Keynote Speaker

Richard Lawrence

IT-Fellow - Supercomputing, Met Office

Modelling clouds in the cloud

Abstract: The Met Office has signed a multimillion-pound agreement with Microsoft to provide a world-leading supercomputing capability that will take weather and climate forecasting to the next level.

In his talk, Richard will explain how the government was convinced to invest a significant amount of money in a world changing IT upgrade.

  • Understand the workings of the Met Office and how it makes use of Supercomputers
  • Learn how government spent £1bn on supercomputing
  • Gain insight into how you move 1 petabyte of data a day

Short biography: Specialising in supercomputing architecture, Richard is accountable for the technical design, implementation, and future direction of one of the world’s largest supercomputers dedicated to weather and climate research.

As the programme architect for the Met Office’s Supercomputer 2020+ programme, he led the work on the Data Centre, Connectivity and Scientific Compute Environment packages and oversaw the requirement capture and design of the Active Data Archive expected to handle 1PB of data a day with a capacity of ~4 Exabytes.

Richard holds a MEng in Software Engineering at Aberystwyth University and is a Chartered Engineer and Chartered IT Professional.

Invited Speaker

Laura Parry

Senior HPC + AI Senior Specialist

Future development of the Azure HPC platform, applications and intelligent services

Abstract: Researchers and scientists can now, more than ever, more accurately simulate, predict and analyse a broad range of topics – from extreme weather events to population health.

Some of these discoveries can help inform government policy and support strategies that help mitigate and address potentially severe impacts on our planet and its inhabitants.

Microsoft Azure provides a differentiated cloud-HPC platform with a wealth of applications, intelligent services, focused collaborations and technical support to help address some of these big challenges: but what does the future look like? What are the opportunities – and the challenges?

Contributed Talks

Dr Corwin Wright

Research Fellow, Centre for Space, Atmospheric and Oceanic Science

Surface-to-space atmospheric waves from Hunga Tonga-Hunga Ha’apai eruption

Abstract: The January 2022 Hunga Tonga–Hunga Haʻapai eruption was one of the most explosive volcanic events of the modern era, producing a vertical plume which peaked > 50km above the Earth. The initial explosion and subsequent plume triggered atmospheric waves which propagated around the world multiple times. A global-scale wave response of this magnitude from a single source has not previously been observed.

The Hunga Tonga eruption represents an important natural experiment in how the atmosphere responds to a sudden point-source-driven state change, which is of use for improving weather and climate models.

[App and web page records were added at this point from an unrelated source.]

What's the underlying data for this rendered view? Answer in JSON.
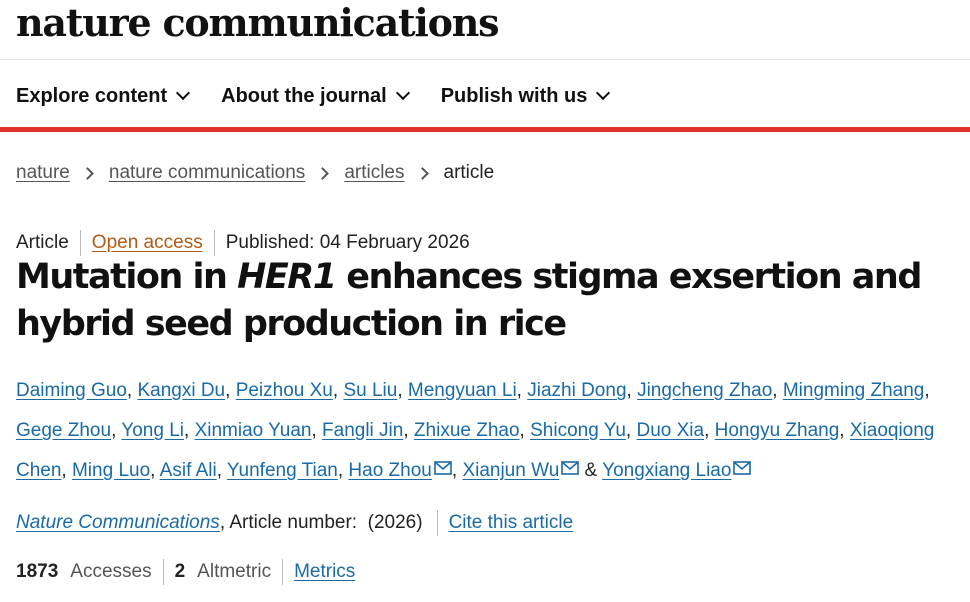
{
  "brand": "nature communications",
  "nav": {
    "items": [
      {
        "label": "Explore content",
        "icon": "chevron-down-icon"
      },
      {
        "label": "About the journal",
        "icon": "chevron-down-icon"
      },
      {
        "label": "Publish with us",
        "icon": "chevron-down-icon"
      }
    ]
  },
  "breadcrumb": {
    "items": [
      "nature",
      "nature communications",
      "articles"
    ],
    "current": "article"
  },
  "article": {
    "type": "Article",
    "access": "Open access",
    "published": "Published: 04 February 2026",
    "title_before": "Mutation in ",
    "title_gene": "HER1",
    "title_after": " enhances stigma exsertion and hybrid seed production in rice",
    "authors": [
      "Daiming Guo",
      "Kangxi Du",
      "Peizhou Xu",
      "Su Liu",
      "Mengyuan Li",
      "Jiazhi Dong",
      "Jingcheng Zhao",
      "Mingming Zhang",
      "Gege Zhou",
      "Yong Li",
      "Xinmiao Yuan",
      "Fangli Jin",
      "Zhixue Zhao",
      "Shicong Yu",
      "Duo Xia",
      "Hongyu Zhang",
      "Xiaoqiong Chen",
      "Ming Luo",
      "Asif Ali",
      "Yunfeng Tian",
      "Hao Zhou",
      "Xianjun Wu",
      "Yongxiang Liao"
    ],
    "corresponding_authors": [
      "Hao Zhou",
      "Xianjun Wu",
      "Yongxiang Liao"
    ],
    "and_symbol": "&",
    "journal": "Nature Communications",
    "article_number": ", Article number:  (2026)",
    "cite_label": "Cite this article",
    "accesses_value": "1873",
    "accesses_label": "Accesses",
    "altmetric_value": "2",
    "altmetric_label": "Altmetric",
    "metrics_label": "Metrics"
  },
  "colors": {
    "accent_red": "#e0332c",
    "link_blue": "#1a6aa6",
    "open_access_orange": "#b35a17"
  }
}
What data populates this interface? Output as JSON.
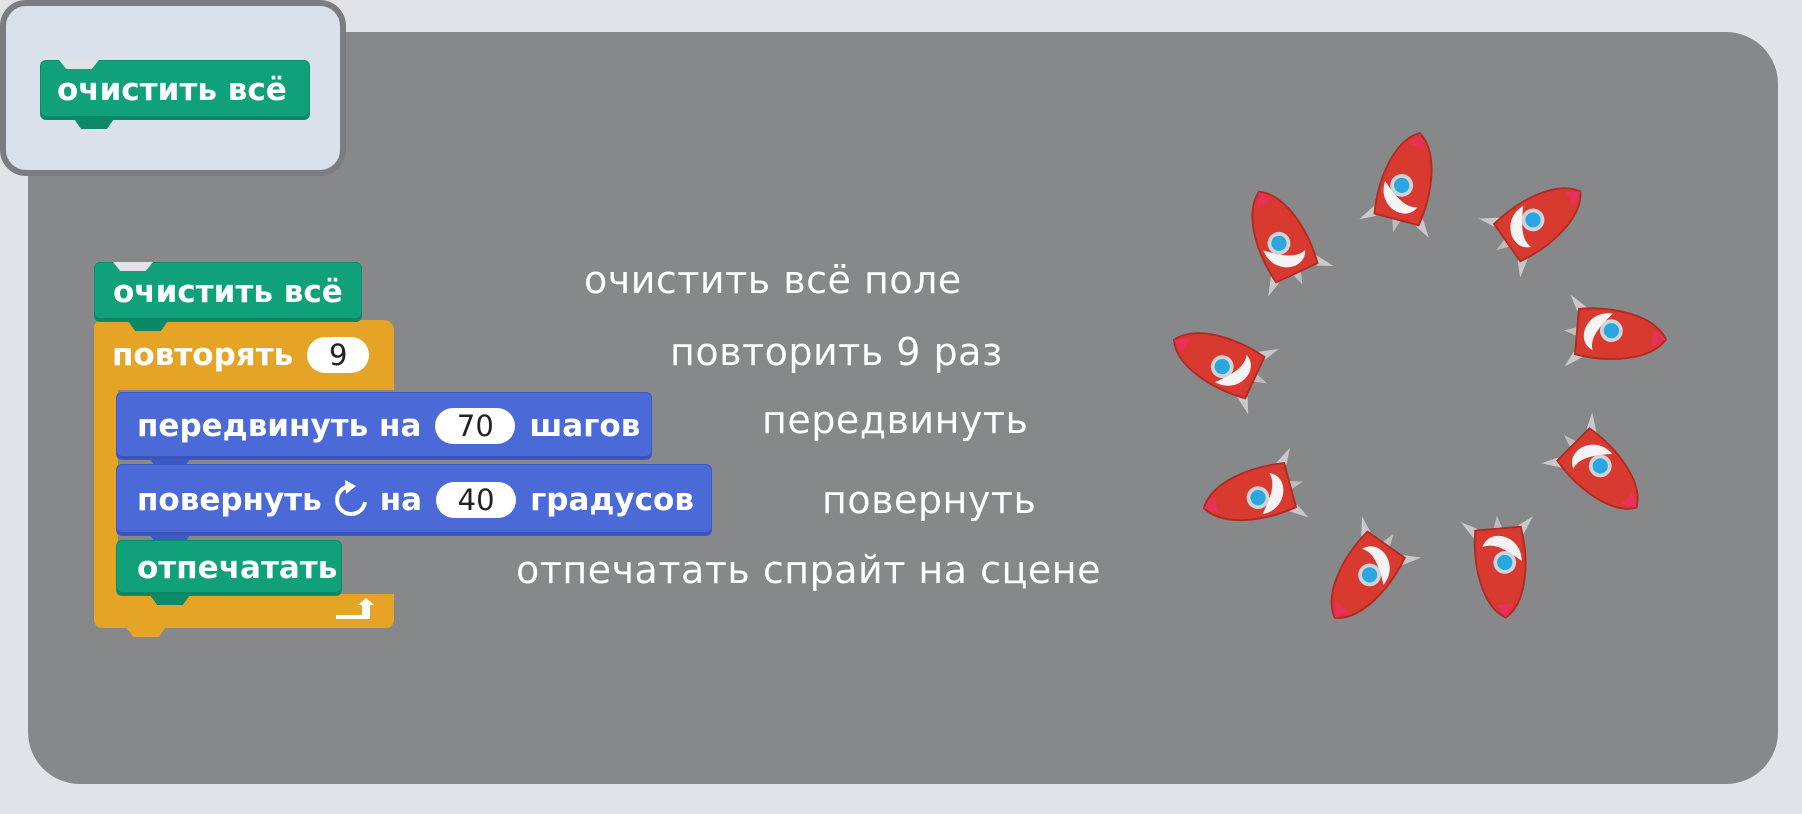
{
  "badge": {
    "block_label": "очистить всё"
  },
  "script": {
    "clear_label": "очистить всё",
    "repeat_label": "повторять",
    "repeat_count": "9",
    "move_label": "передвинуть на",
    "move_steps": "70",
    "move_units": "шагов",
    "turn_label": "повернуть",
    "turn_on": "на",
    "turn_degrees": "40",
    "turn_units": "градусов",
    "stamp_label": "отпечатать"
  },
  "annotations": {
    "clear": "очистить всё поле",
    "repeat": "повторить 9 раз",
    "move": "передвинуть",
    "turn": "повернуть",
    "stamp": "отпечатать спрайт на сцене"
  },
  "stage": {
    "sprite_icon": "rocket-icon",
    "sprite_count": 9
  },
  "colors": {
    "looks_green": "#10a07a",
    "motion_blue": "#4b6ad8",
    "control_orange": "#e6a426",
    "canvas_grey": "#86888a",
    "rocket_red": "#d93a30",
    "rocket_window": "#2aa6e0"
  }
}
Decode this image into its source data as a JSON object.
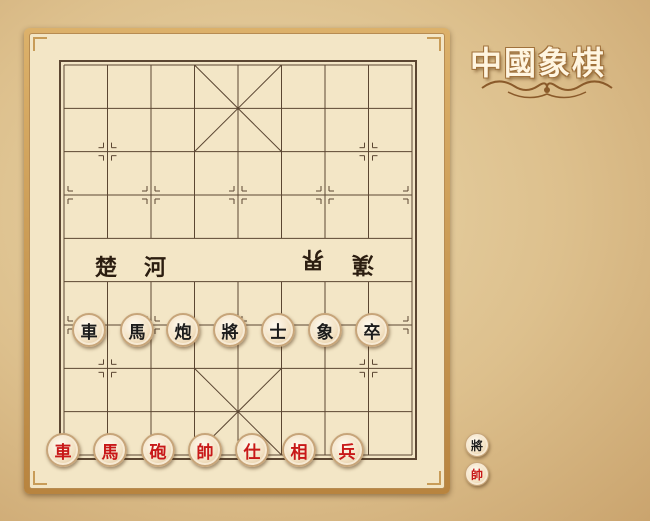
{
  "title": "中國象棋",
  "river": {
    "left_1": "楚",
    "left_2": "河",
    "right_1": "界",
    "right_2": "漢"
  },
  "black_pieces": [
    "車",
    "馬",
    "炮",
    "將",
    "士",
    "象",
    "卒"
  ],
  "red_pieces": [
    "車",
    "馬",
    "砲",
    "帥",
    "仕",
    "相",
    "兵"
  ],
  "side_indicators": {
    "black": "將",
    "red": "帥"
  },
  "colors": {
    "red_piece": "#c81818",
    "black_piece": "#1c1c1c",
    "board": "#f3e6c6",
    "line": "#5b4632"
  }
}
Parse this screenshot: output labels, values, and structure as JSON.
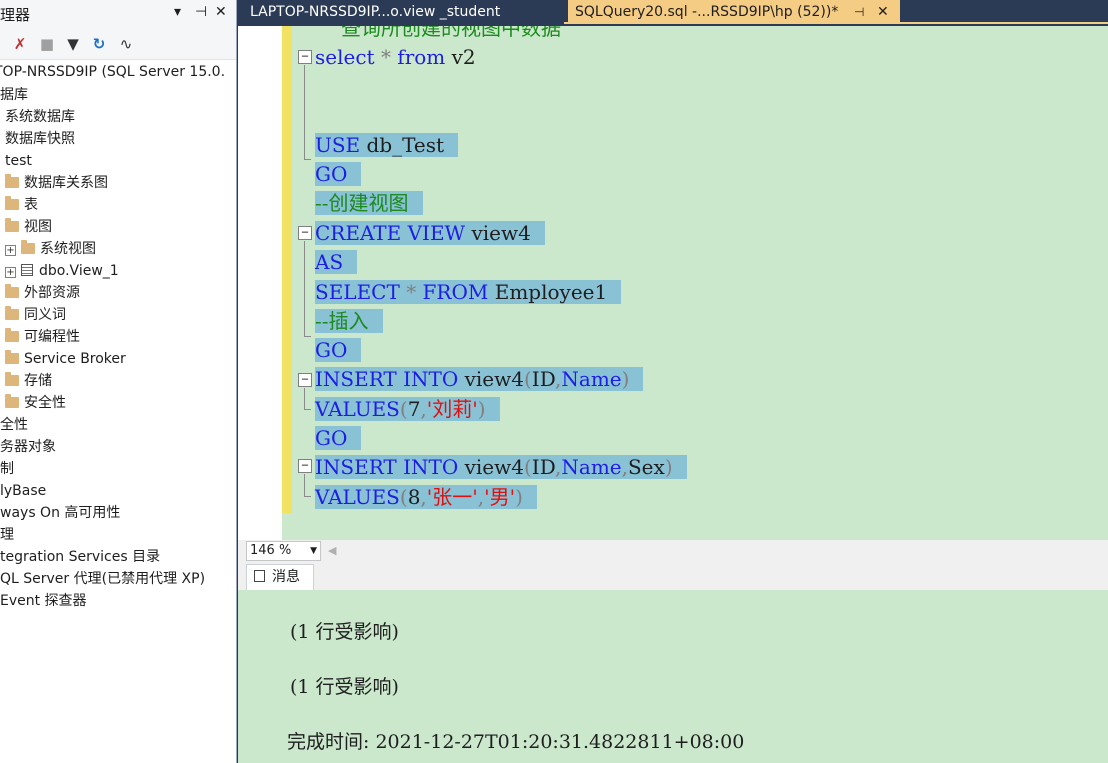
{
  "explorer": {
    "title": "理器",
    "server": "TOP-NRSSD9IP (SQL Server 15.0.",
    "tree": [
      {
        "label": "据库"
      },
      {
        "label": "系统数据库"
      },
      {
        "label": "数据库快照"
      },
      {
        "label": "test"
      },
      {
        "label": "数据库关系图"
      },
      {
        "label": "表"
      },
      {
        "label": "视图"
      },
      {
        "label": "系统视图"
      },
      {
        "label": "dbo.View_1"
      },
      {
        "label": "外部资源"
      },
      {
        "label": "同义词"
      },
      {
        "label": "可编程性"
      },
      {
        "label": "Service Broker"
      },
      {
        "label": "存储"
      },
      {
        "label": "安全性"
      },
      {
        "label": "全性"
      },
      {
        "label": "务器对象"
      },
      {
        "label": "制"
      },
      {
        "label": "lyBase"
      },
      {
        "label": "ways On 高可用性"
      },
      {
        "label": "理"
      },
      {
        "label": "tegration Services 目录"
      },
      {
        "label": "QL Server 代理(已禁用代理 XP)"
      },
      {
        "label": "Event 探查器"
      }
    ]
  },
  "tabs": {
    "tab1": "LAPTOP-NRSSD9IP...o.view _student",
    "tab2": "SQLQuery20.sql -...RSSD9IP\\hp (52))*",
    "pin_glyph": "⊣",
    "close_glyph": "✕"
  },
  "editor": {
    "partial_top_comment": "查询所创建的视图中数据",
    "l1_kw1": "select",
    "l1_op": "*",
    "l1_kw2": "from",
    "l1_id": "v2",
    "l2_kw": "USE",
    "l2_id": "db_Test",
    "l3_kw": "GO",
    "l4_cm": "--创建视图",
    "l5_kw1": "CREATE",
    "l5_kw2": "VIEW",
    "l5_id": "view4",
    "l6_kw": "AS",
    "l7_kw1": "SELECT",
    "l7_op": "*",
    "l7_kw2": "FROM",
    "l7_id": "Employee1",
    "l8_cm": "--插入",
    "l9_kw": "GO",
    "l10_kw1": "INSERT",
    "l10_kw2": "INTO",
    "l10_id": "view4",
    "l10_p1": "(",
    "l10_c1": "ID",
    "l10_comma": ",",
    "l10_c2": "Name",
    "l10_p2": ")",
    "l11_kw": "VALUES",
    "l11_p1": "(",
    "l11_num": "7",
    "l11_comma": ",",
    "l11_str": "'刘莉'",
    "l11_p2": ")",
    "l12_kw": "GO",
    "l13_kw1": "INSERT",
    "l13_kw2": "INTO",
    "l13_id": "view4",
    "l13_p1": "(",
    "l13_c1": "ID",
    "l13_comma1": ",",
    "l13_c2": "Name",
    "l13_comma2": ",",
    "l13_c3": "Sex",
    "l13_p2": ")",
    "l14_kw": "VALUES",
    "l14_p1": "(",
    "l14_num": "8",
    "l14_comma1": ",",
    "l14_str1": "'张一'",
    "l14_comma2": ",",
    "l14_str2": "'男'",
    "l14_p2": ")"
  },
  "zoom": {
    "value": "146 %"
  },
  "results": {
    "tab_label": "消息",
    "msg1": "(1 行受影响)",
    "msg2": "(1 行受影响)",
    "completion_label": "完成时间:",
    "completion_value": "2021-12-27T01:20:31.4822811+08:00"
  },
  "colors": {
    "editor_bg": "#cbe8cd",
    "selection": "#89c1d5",
    "keyword": "#1d1de4",
    "string": "#e01010",
    "comment": "#1c8a1c",
    "active_tab": "#f5cc84",
    "chrome": "#2b3a55"
  }
}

We used a comprehensive set of satellite and ground based observations, pre-processed for analysis using HPC, to quantify this response from surface to ionosphere. A broad spectrum of waves was triggered by the initial explosion, including Lamb waves at all heights and gravity waves in the middle atmosphere.

Gravity waves have not previously been observed propagating at this speed or over the whole Earth from a single source. Latent heat release from the plume remained the most significant individual gravity wave source worldwide for >12 hours, producing circular wavefronts visible across the Pacific basin in satellite observations. A single source dominating such a large region is also unique in the observational record.


We will post the Title and Abstract of posters here when we receive them.

Help us make this a great Research Computing Community event! We are inviting your submissions of contributed talks or posters on all aspects of HPC-enabled research.

Submissions from all supercomputing groups are highly encouraged - from PhD students through to senior researchers and research groups. The symposium is an internal University event that provides a friendly and informal setting for knowledge sharing.

Submit your Talk or Poster

Submit your title and abstract. Deadline: Monday 22 August